■ **Task directions**: Every line of the records below that holds the word "date" belongs in the answer.

(Excerpts from an interface dataset)

BEGIN

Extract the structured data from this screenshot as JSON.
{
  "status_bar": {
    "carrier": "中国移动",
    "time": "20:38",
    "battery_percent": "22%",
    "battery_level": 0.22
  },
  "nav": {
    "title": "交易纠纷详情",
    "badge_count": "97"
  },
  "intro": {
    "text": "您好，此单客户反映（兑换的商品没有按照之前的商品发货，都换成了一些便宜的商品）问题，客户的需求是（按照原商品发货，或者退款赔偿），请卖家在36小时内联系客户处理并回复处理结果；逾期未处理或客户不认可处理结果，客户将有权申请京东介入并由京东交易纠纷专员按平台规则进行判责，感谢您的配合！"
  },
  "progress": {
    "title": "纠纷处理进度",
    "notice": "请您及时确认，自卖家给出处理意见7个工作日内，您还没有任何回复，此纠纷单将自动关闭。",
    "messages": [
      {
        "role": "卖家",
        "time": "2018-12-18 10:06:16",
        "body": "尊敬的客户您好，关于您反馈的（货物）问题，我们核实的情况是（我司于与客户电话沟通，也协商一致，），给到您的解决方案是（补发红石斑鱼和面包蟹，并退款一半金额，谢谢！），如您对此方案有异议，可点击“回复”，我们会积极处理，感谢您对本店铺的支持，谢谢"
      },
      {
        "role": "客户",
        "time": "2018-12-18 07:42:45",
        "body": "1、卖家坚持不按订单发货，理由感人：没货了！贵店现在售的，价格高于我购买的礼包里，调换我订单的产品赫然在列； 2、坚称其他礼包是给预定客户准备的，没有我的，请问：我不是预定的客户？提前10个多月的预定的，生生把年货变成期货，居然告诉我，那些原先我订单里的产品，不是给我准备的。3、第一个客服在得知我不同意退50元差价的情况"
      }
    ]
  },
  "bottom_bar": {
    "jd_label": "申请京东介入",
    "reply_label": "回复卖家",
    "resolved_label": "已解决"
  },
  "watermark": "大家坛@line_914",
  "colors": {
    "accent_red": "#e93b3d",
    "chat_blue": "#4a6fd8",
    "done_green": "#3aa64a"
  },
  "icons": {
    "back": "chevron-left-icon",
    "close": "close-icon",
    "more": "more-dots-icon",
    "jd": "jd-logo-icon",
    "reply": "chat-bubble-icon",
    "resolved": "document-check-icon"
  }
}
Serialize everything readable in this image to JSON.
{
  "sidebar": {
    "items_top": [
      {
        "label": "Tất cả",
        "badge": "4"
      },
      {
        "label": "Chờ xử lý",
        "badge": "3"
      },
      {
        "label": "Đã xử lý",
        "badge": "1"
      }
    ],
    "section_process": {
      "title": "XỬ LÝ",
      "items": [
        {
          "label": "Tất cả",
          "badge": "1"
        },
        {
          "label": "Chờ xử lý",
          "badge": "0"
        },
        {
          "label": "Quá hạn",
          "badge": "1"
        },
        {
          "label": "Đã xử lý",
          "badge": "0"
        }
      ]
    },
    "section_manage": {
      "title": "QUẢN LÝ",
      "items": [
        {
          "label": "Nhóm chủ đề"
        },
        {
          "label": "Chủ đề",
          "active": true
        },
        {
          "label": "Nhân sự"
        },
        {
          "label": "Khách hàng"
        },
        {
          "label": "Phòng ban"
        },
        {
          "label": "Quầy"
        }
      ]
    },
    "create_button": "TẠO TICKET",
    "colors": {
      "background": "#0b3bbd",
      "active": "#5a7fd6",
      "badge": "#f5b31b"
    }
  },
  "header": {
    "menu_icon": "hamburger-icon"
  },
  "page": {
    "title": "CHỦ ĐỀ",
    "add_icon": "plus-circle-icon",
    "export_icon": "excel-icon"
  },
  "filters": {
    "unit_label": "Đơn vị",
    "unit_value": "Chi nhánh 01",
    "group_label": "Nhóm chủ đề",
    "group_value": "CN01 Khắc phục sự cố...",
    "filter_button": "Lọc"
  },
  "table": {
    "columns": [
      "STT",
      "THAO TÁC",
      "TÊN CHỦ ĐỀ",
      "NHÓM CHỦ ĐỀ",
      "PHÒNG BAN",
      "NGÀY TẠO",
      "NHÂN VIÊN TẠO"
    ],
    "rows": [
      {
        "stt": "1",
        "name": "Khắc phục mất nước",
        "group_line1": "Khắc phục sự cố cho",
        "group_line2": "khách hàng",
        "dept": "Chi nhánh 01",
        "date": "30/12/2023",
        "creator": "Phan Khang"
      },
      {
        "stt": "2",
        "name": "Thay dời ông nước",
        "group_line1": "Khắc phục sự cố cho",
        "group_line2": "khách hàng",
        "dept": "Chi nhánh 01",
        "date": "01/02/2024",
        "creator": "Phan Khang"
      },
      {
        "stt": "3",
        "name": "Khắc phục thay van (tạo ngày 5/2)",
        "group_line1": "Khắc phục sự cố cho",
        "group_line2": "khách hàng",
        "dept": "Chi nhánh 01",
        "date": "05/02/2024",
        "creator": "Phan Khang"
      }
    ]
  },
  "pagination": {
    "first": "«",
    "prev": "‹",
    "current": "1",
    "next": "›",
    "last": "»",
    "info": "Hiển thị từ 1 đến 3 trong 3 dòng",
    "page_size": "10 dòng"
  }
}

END

■ **Answer below**:
        "date": "30/12/2023",
        "date": "01/02/2024",
        "date": "05/02/2024",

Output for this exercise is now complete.